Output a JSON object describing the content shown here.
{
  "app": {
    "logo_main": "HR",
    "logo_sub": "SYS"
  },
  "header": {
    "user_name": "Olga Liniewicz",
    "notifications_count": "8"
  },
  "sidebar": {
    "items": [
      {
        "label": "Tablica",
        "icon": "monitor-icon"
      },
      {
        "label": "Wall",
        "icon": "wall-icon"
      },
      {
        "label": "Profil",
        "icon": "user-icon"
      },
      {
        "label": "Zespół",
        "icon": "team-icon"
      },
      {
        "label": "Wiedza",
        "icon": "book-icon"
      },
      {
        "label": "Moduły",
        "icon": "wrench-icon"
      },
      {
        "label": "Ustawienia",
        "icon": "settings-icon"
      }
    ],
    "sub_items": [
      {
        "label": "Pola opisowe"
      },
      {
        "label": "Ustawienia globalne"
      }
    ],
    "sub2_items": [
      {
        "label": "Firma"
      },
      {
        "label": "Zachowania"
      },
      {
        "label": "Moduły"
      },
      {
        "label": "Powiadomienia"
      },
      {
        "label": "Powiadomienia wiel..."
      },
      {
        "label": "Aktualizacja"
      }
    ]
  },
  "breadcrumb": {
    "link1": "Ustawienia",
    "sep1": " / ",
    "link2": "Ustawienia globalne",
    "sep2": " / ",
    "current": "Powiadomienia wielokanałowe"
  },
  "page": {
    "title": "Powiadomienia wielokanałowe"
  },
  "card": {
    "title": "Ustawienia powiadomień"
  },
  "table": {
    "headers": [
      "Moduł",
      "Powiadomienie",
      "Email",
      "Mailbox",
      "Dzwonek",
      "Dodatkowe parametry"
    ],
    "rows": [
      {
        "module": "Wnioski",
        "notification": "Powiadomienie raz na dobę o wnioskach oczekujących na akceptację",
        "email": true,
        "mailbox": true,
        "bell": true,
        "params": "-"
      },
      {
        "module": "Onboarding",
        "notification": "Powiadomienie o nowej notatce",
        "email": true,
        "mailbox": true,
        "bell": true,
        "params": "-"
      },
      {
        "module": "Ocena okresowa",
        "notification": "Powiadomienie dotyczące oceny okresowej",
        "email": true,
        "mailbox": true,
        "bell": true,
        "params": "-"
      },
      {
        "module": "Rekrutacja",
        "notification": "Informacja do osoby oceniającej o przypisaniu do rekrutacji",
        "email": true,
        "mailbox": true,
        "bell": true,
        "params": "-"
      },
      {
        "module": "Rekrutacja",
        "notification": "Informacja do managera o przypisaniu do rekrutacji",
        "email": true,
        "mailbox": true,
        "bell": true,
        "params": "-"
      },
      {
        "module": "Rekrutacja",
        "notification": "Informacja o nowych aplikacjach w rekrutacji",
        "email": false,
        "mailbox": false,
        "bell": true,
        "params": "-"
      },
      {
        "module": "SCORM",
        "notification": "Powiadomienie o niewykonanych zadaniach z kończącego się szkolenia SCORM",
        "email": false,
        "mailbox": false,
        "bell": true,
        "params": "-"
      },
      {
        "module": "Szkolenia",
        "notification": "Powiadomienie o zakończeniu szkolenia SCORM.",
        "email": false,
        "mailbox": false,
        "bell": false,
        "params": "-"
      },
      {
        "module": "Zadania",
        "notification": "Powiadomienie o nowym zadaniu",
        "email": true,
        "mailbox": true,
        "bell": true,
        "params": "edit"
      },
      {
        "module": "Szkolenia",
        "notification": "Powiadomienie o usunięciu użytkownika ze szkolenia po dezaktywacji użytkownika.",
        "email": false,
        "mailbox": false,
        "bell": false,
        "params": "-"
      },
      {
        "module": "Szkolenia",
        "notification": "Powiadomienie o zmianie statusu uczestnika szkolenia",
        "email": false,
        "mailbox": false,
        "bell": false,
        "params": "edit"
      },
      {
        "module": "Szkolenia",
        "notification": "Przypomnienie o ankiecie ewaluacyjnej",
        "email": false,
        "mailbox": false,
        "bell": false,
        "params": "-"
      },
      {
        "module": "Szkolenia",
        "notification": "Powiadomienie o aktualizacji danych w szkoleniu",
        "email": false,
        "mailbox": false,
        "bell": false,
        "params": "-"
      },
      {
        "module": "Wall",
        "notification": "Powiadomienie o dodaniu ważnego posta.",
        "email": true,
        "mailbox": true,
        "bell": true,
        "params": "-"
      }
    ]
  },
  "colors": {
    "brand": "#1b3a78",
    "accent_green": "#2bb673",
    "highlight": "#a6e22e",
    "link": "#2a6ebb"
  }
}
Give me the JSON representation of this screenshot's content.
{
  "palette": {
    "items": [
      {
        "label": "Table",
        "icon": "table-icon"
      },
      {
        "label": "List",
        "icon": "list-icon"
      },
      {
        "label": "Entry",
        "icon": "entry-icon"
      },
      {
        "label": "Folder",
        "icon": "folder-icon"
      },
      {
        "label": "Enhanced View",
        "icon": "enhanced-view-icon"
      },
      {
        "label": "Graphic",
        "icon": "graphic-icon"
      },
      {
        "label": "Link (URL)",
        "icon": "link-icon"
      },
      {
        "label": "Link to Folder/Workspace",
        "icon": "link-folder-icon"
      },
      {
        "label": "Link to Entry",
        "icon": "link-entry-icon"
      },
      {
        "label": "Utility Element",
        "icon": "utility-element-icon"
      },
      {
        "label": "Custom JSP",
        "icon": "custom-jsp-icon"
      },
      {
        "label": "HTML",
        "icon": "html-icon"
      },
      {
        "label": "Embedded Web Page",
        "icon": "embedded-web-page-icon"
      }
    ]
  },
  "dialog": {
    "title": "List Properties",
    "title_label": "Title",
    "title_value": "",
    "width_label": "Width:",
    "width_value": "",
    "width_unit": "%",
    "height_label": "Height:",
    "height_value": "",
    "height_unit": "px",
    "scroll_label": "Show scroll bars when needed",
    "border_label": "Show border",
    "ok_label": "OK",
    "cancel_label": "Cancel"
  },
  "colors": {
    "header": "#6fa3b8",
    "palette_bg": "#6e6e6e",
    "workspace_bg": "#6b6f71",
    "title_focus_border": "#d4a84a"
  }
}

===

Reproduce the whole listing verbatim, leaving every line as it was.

PROBLEM SOLUTION >>
Output a JSON object describing the content shown here.
{
  "app": {
    "logo_main": "HR",
    "logo_sub": "SYS"
  },
  "header": {
    "user_name": "Olga Liniewicz",
    "notifications_count": "8"
  },
  "sidebar": {
    "items": [
      {
        "label": "Tablica",
        "icon": "monitor-icon"
      },
      {
        "label": "Wall",
        "icon": "wall-icon"
      },
      {
        "label": "Profil",
        "icon": "user-icon"
      },
      {
        "label": "Zespół",
        "icon": "team-icon"
      },
      {
        "label": "Wiedza",
        "icon": "book-icon"
      },
      {
        "label": "Moduły",
        "icon": "wrench-icon"
      },
      {
        "label": "Ustawienia",
        "icon": "settings-icon"
      }
    ],
    "sub_items": [
      {
        "label": "Pola opisowe"
      },
      {
        "label": "Ustawienia globalne"
      }
    ],
    "sub2_items": [
      {
        "label": "Firma"
      },
      {
        "label": "Zachowania"
      },
      {
        "label": "Moduły"
      },
      {
        "label": "Powiadomienia"
      },
      {
        "label": "Powiadomienia wiel..."
      },
      {
        "label": "Aktualizacja"
      }
    ]
  },
  "breadcrumb": {
    "link1": "Ustawienia",
    "sep1": " / ",
    "link2": "Ustawienia globalne",
    "sep2": " / ",
    "current": "Powiadomienia wielokanałowe"
  },
  "page": {
    "title": "Powiadomienia wielokanałowe"
  },
  "card": {
    "title": "Ustawienia powiadomień"
  },
  "table": {
    "headers": [
      "Moduł",
      "Powiadomienie",
      "Email",
      "Mailbox",
      "Dzwonek",
      "Dodatkowe parametry"
    ],
    "rows": [
      {
        "module": "Wnioski",
        "notification": "Powiadomienie raz na dobę o wnioskach oczekujących na akceptację",
        "email": true,
        "mailbox": true,
        "bell": true,
        "params": "-"
      },
      {
        "module": "Onboarding",
        "notification": "Powiadomienie o nowej notatce",
        "email": true,
        "mailbox": true,
        "bell": true,
        "params": "-"
      },
      {
        "module": "Ocena okresowa",
        "notification": "Powiadomienie dotyczące oceny okresowej",
        "email": true,
        "mailbox": true,
        "bell": true,
        "params": "-"
      },
      {
        "module": "Rekrutacja",
        "notification": "Informacja do osoby oceniającej o przypisaniu do rekrutacji",
        "email": true,
        "mailbox": true,
        "bell": true,
        "params": "-"
      },
      {
        "module": "Rekrutacja",
        "notification": "Informacja do managera o przypisaniu do rekrutacji",
        "email": true,
        "mailbox": true,
        "bell": true,
        "params": "-"
      },
      {
        "module": "Rekrutacja",
        "notification": "Informacja o nowych aplikacjach w rekrutacji",
        "email": false,
        "mailbox": false,
        "bell": true,
        "params": "-"
      },
      {
        "module": "SCORM",
        "notification": "Powiadomienie o niewykonanych zadaniach z kończącego się szkolenia SCORM",
        "email": false,
        "mailbox": false,
        "bell": true,
        "params": "-"
      },
      {
        "module": "Szkolenia",
        "notification": "Powiadomienie o zakończeniu szkolenia SCORM.",
        "email": false,
        "mailbox": false,
        "bell": false,
        "params": "-"
      },
      {
        "module": "Zadania",
        "notification": "Powiadomienie o nowym zadaniu",
        "email": true,
        "mailbox": true,
        "bell": true,
        "params": "edit"
      },
      {
        "module": "Szkolenia",
        "notification": "Powiadomienie o usunięciu użytkownika ze szkolenia po dezaktywacji użytkownika.",
        "email": false,
        "mailbox": false,
        "bell": false,
        "params": "-"
      },
      {
        "module": "Szkolenia",
        "notification": "Powiadomienie o zmianie statusu uczestnika szkolenia",
        "email": false,
        "mailbox": false,
        "bell": false,
        "params": "edit"
      },
      {
        "module": "Szkolenia",
        "notification": "Przypomnienie o ankiecie ewaluacyjnej",
        "email": false,
        "mailbox": false,
        "bell": false,
        "params": "-"
      },
      {
        "module": "Szkolenia",
        "notification": "Powiadomienie o aktualizacji danych w szkoleniu",
        "email": false,
        "mailbox": false,
        "bell": false,
        "params": "-"
      },
      {
        "module": "Wall",
        "notification": "Powiadomienie o dodaniu ważnego posta.",
        "email": true,
        "mailbox": true,
        "bell": true,
        "params": "-"
      }
    ]
  },
  "colors": {
    "brand": "#1b3a78",
    "accent_green": "#2bb673",
    "highlight": "#a6e22e",
    "link": "#2a6ebb"
  }
}
Give me the JSON representation of this screenshot's content.
{
  "palette": {
    "items": [
      {
        "label": "Table",
        "icon": "table-icon"
      },
      {
        "label": "List",
        "icon": "list-icon"
      },
      {
        "label": "Entry",
        "icon": "entry-icon"
      },
      {
        "label": "Folder",
        "icon": "folder-icon"
      },
      {
        "label": "Enhanced View",
        "icon": "enhanced-view-icon"
      },
      {
        "label": "Graphic",
        "icon": "graphic-icon"
      },
      {
        "label": "Link (URL)",
        "icon": "link-icon"
      },
      {
        "label": "Link to Folder/Workspace",
        "icon": "link-folder-icon"
      },
      {
        "label": "Link to Entry",
        "icon": "link-entry-icon"
      },
      {
        "label": "Utility Element",
        "icon": "utility-element-icon"
      },
      {
        "label": "Custom JSP",
        "icon": "custom-jsp-icon"
      },
      {
        "label": "HTML",
        "icon": "html-icon"
      },
      {
        "label": "Embedded Web Page",
        "icon": "embedded-web-page-icon"
      }
    ]
  },
  "dialog": {
    "title": "List Properties",
    "title_label": "Title",
    "title_value": "",
    "width_label": "Width:",
    "width_value": "",
    "width_unit": "%",
    "height_label": "Height:",
    "height_value": "",
    "height_unit": "px",
    "scroll_label": "Show scroll bars when needed",
    "border_label": "Show border",
    "ok_label": "OK",
    "cancel_label": "Cancel"
  },
  "colors": {
    "header": "#6fa3b8",
    "palette_bg": "#6e6e6e",
    "workspace_bg": "#6b6f71",
    "title_focus_border": "#d4a84a"
  }
}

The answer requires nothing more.